About an hour into playing, from behind I heard the sounds of a percussive shaker. I said outloud "oh that sounds good" and to my surprise I heard a response saying "of course it sounds good". I turned around and saw Jeff, a friend of mine and one of the best drummers I know. Jeff lives in Nashville now and I hadn't seen him for almost 7 years. Unfortuantely he wasn't supposed to be in town that day so I had made other arrangements for where to stay. But to my complete surprise there he was, climbing into the meter tour truck with a "cajon" (a drum beat box) and a big hug. Honestly the night couldn't have ended any better then this. A day that had started out with exciemtnet, then turned to negativity, was now closing itself out with the company of a deep, sensitive, and solid fellow musician and friend. It was great. We catched up on the years, talked about the meter tour, and of course played music for the first time since the "171 Nails..." album. It was special. The night was slow so we packed up, grabbed some pizza, and headed home to share some beers, stories, and scheme about the musical future.
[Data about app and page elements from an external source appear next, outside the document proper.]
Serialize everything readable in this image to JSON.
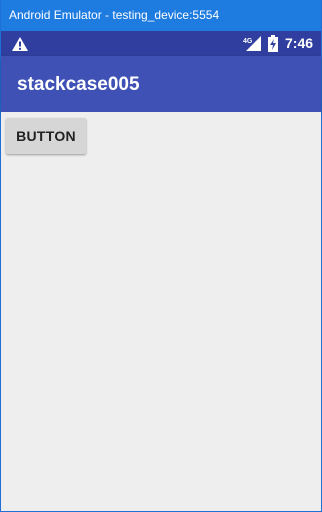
{
  "window": {
    "title": "Android Emulator - testing_device:5554"
  },
  "status_bar": {
    "icons": [
      "warning-icon",
      "signal-4g-icon",
      "battery-icon"
    ],
    "network_label": "4G",
    "time": "7:46"
  },
  "app_bar": {
    "title": "stackcase005"
  },
  "content": {
    "button_label": "BUTTON"
  },
  "colors": {
    "window_titlebar": "#1e7be0",
    "status_bar": "#303f9f",
    "app_bar": "#3f51b5",
    "background": "#eeeeee",
    "button": "#d6d6d6"
  }
}
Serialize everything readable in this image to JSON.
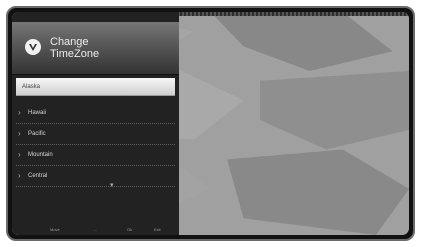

Nashville turned out to be true to it's fame....the Musical Capital. One way or another music was made and shared that night.